Cresci Panettone Paradiso :)
After two failed attempts and a third where I nearly had success but had my panettone break apart when flipped upside down, I finally managed to successfully complete Panattone Paradiso from Iginio Massari's Cresci book. Michael Wilson has discussed this recipe previously and got me obsessed with it. I probably could have let mine rise a little longer than I did but I was paranoid that it might spill over in the oven. The dough rose on schedule (both the first and second rise) which shocked me as I usually have to wait nearly twice as long for things to work. My pasta madre starter must finally be strong enough. The combination of honey, walnuts, chocolate, and raisins along with some fiore de scilia and real vanilla bean flavor is really, really good. The 8 oz of butter (200 grams) for just 1 panettone doesn't hurt anything either. I'm still learning so my outcome was not as spectacular as Michael's; however, it was a pretty good bake overall. At least I ended up with a final dough that was reasonably workable. The only trick I haven't figured out with panettone is how to get a dough that is firm enough to be scored prior to baking. I just like putting in the pat of butter rather than adding the glaze. Every attempt at panettone I have EVER tried has ended up with a final dough that has a lot of gluten development but is also very loose, sticky, hard to shape, and impossible to score with a knife or lame. I do not know what the missing variable is, assuming there is one. My hunch is that I am either under mixing the final dough, although I get an amazing window pane that when pulled looks like a latex glove, or perhaps I am over mixing it, or perhaps it is our U.S. flour and I need to order some imported Italian flour. If anyone has thoughts on where I need to improve they would be appreciated.

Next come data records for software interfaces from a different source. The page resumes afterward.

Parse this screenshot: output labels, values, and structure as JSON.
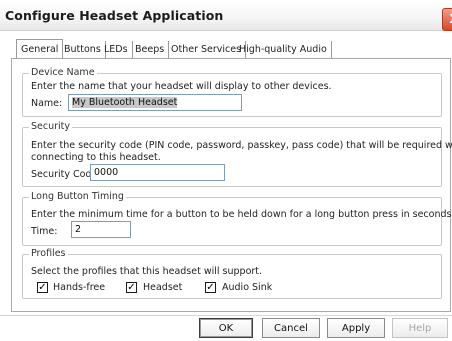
{
  "window": {
    "title": "Configure Headset Application",
    "close_glyph": "X"
  },
  "tabs": [
    {
      "label": "General"
    },
    {
      "label": "Buttons"
    },
    {
      "label": "LEDs"
    },
    {
      "label": "Beeps"
    },
    {
      "label": "Other Services"
    },
    {
      "label": "High-quality Audio"
    }
  ],
  "device_name": {
    "title": "Device Name",
    "description": "Enter the name that your headset will display to other devices.",
    "label": "Name:",
    "value": "My Bluetooth Headset"
  },
  "security": {
    "title": "Security",
    "description_line1": "Enter the security code (PIN code, password, passkey, pass code) that will be required when",
    "description_line2": "connecting to this headset.",
    "label": "Security Code:",
    "value": "0000"
  },
  "long_button": {
    "title": "Long Button Timing",
    "description": "Enter the minimum time for a button to be held down for a long button press in seconds.",
    "label": "Time:",
    "value": "2"
  },
  "profiles": {
    "title": "Profiles",
    "description": "Select the profiles that this headset will support.",
    "items": [
      {
        "label": "Hands-free",
        "checked": true
      },
      {
        "label": "Headset",
        "checked": true
      },
      {
        "label": "Audio Sink",
        "checked": true
      }
    ],
    "check_glyph": "✓"
  },
  "buttons": {
    "ok": "OK",
    "cancel": "Cancel",
    "apply": "Apply",
    "help": "Help"
  }
}
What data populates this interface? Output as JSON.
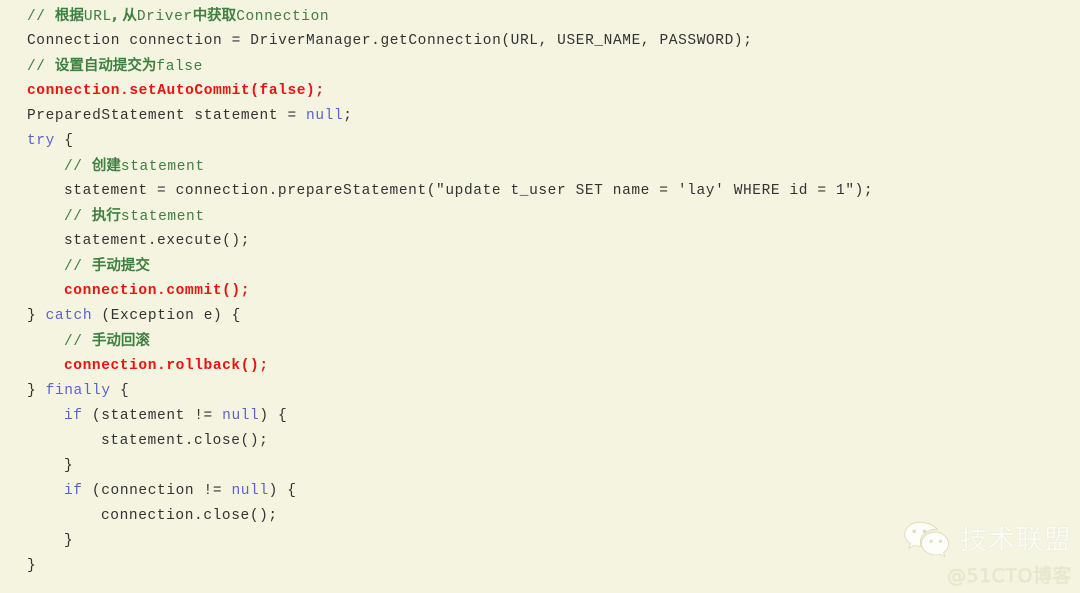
{
  "editor": {
    "background_color": "#f4f4e1",
    "default_text_color": "#333333",
    "comment_color": "#3f7f3f",
    "keyword_color": "#5b63c7",
    "highlight_call_color": "#e8140f",
    "language": "java"
  },
  "code": {
    "lines": [
      {
        "indent": 0,
        "tokens": [
          {
            "type": "comment",
            "text": "// "
          },
          {
            "type": "comment-cjk",
            "text": "根据"
          },
          {
            "type": "comment",
            "text": "URL"
          },
          {
            "type": "comment-cjk",
            "text": ", 从"
          },
          {
            "type": "comment",
            "text": "Driver"
          },
          {
            "type": "comment-cjk",
            "text": "中获取"
          },
          {
            "type": "comment",
            "text": "Connection"
          }
        ]
      },
      {
        "indent": 0,
        "tokens": [
          {
            "type": "plain",
            "text": "Connection connection = DriverManager.getConnection(URL, USER_NAME, PASSWORD);"
          }
        ]
      },
      {
        "indent": 0,
        "tokens": [
          {
            "type": "comment",
            "text": "// "
          },
          {
            "type": "comment-cjk",
            "text": "设置自动提交为"
          },
          {
            "type": "comment",
            "text": "false"
          }
        ]
      },
      {
        "indent": 0,
        "tokens": [
          {
            "type": "call",
            "text": "connection.setAutoCommit(false);"
          }
        ]
      },
      {
        "indent": 0,
        "tokens": [
          {
            "type": "plain",
            "text": "PreparedStatement statement = "
          },
          {
            "type": "literal",
            "text": "null"
          },
          {
            "type": "plain",
            "text": ";"
          }
        ]
      },
      {
        "indent": 0,
        "tokens": [
          {
            "type": "keyword",
            "text": "try"
          },
          {
            "type": "plain",
            "text": " {"
          }
        ]
      },
      {
        "indent": 1,
        "tokens": [
          {
            "type": "comment",
            "text": "// "
          },
          {
            "type": "comment-cjk",
            "text": "创建"
          },
          {
            "type": "comment",
            "text": "statement"
          }
        ]
      },
      {
        "indent": 1,
        "tokens": [
          {
            "type": "plain",
            "text": "statement = connection.prepareStatement(\"update t_user SET name = 'lay' WHERE id = 1\");"
          }
        ]
      },
      {
        "indent": 1,
        "tokens": [
          {
            "type": "comment",
            "text": "// "
          },
          {
            "type": "comment-cjk",
            "text": "执行"
          },
          {
            "type": "comment",
            "text": "statement"
          }
        ]
      },
      {
        "indent": 1,
        "tokens": [
          {
            "type": "plain",
            "text": "statement.execute();"
          }
        ]
      },
      {
        "indent": 1,
        "tokens": [
          {
            "type": "comment",
            "text": "// "
          },
          {
            "type": "comment-cjk",
            "text": "手动提交"
          }
        ]
      },
      {
        "indent": 1,
        "tokens": [
          {
            "type": "call",
            "text": "connection.commit();"
          }
        ]
      },
      {
        "indent": 0,
        "tokens": [
          {
            "type": "plain",
            "text": "} "
          },
          {
            "type": "keyword",
            "text": "catch"
          },
          {
            "type": "plain",
            "text": " (Exception e) {"
          }
        ]
      },
      {
        "indent": 1,
        "tokens": [
          {
            "type": "comment",
            "text": "// "
          },
          {
            "type": "comment-cjk",
            "text": "手动回滚"
          }
        ]
      },
      {
        "indent": 1,
        "tokens": [
          {
            "type": "call",
            "text": "connection.rollback();"
          }
        ]
      },
      {
        "indent": 0,
        "tokens": [
          {
            "type": "plain",
            "text": "} "
          },
          {
            "type": "keyword",
            "text": "finally"
          },
          {
            "type": "plain",
            "text": " {"
          }
        ]
      },
      {
        "indent": 1,
        "tokens": [
          {
            "type": "keyword",
            "text": "if"
          },
          {
            "type": "plain",
            "text": " (statement != "
          },
          {
            "type": "literal",
            "text": "null"
          },
          {
            "type": "plain",
            "text": ") {"
          }
        ]
      },
      {
        "indent": 2,
        "tokens": [
          {
            "type": "plain",
            "text": "statement.close();"
          }
        ]
      },
      {
        "indent": 1,
        "tokens": [
          {
            "type": "plain",
            "text": "}"
          }
        ]
      },
      {
        "indent": 1,
        "tokens": [
          {
            "type": "keyword",
            "text": "if"
          },
          {
            "type": "plain",
            "text": " (connection != "
          },
          {
            "type": "literal",
            "text": "null"
          },
          {
            "type": "plain",
            "text": ") {"
          }
        ]
      },
      {
        "indent": 2,
        "tokens": [
          {
            "type": "plain",
            "text": "connection.close();"
          }
        ]
      },
      {
        "indent": 1,
        "tokens": [
          {
            "type": "plain",
            "text": "}"
          }
        ]
      },
      {
        "indent": 0,
        "tokens": [
          {
            "type": "plain",
            "text": "}"
          }
        ]
      }
    ]
  },
  "watermark": {
    "icon": "wechat-icon",
    "brand": "技术联盟",
    "handle": "@51CTO博客"
  }
}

I was too eager to cut it up and try it to remember to take a picture of the finished item; however, I will try and post a crumb shot. Oh, I followed the recipe that Michael Wilson posted on here not too long ago and the amount (approximately 1100 grams) was perfect for making one panettone to fit the size of a King Arthur Flour panettone paper.